**** Records shown ****

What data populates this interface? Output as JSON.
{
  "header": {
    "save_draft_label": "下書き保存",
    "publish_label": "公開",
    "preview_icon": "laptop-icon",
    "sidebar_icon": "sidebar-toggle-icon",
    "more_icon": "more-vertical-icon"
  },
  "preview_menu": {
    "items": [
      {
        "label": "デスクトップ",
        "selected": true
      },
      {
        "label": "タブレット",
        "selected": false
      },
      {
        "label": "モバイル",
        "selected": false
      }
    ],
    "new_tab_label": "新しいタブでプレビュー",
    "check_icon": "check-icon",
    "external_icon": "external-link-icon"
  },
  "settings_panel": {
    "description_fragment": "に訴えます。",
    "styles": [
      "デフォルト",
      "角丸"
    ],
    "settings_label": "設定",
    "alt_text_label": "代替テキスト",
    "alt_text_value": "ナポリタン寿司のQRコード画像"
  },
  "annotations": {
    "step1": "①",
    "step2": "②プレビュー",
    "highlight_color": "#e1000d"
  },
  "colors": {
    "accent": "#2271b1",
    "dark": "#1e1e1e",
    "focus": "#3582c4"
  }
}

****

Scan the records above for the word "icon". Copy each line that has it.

    "preview_icon": "laptop-icon",
    "sidebar_icon": "sidebar-toggle-icon",
    "more_icon": "more-vertical-icon"
    "check_icon": "check-icon",
    "external_icon": "external-link-icon"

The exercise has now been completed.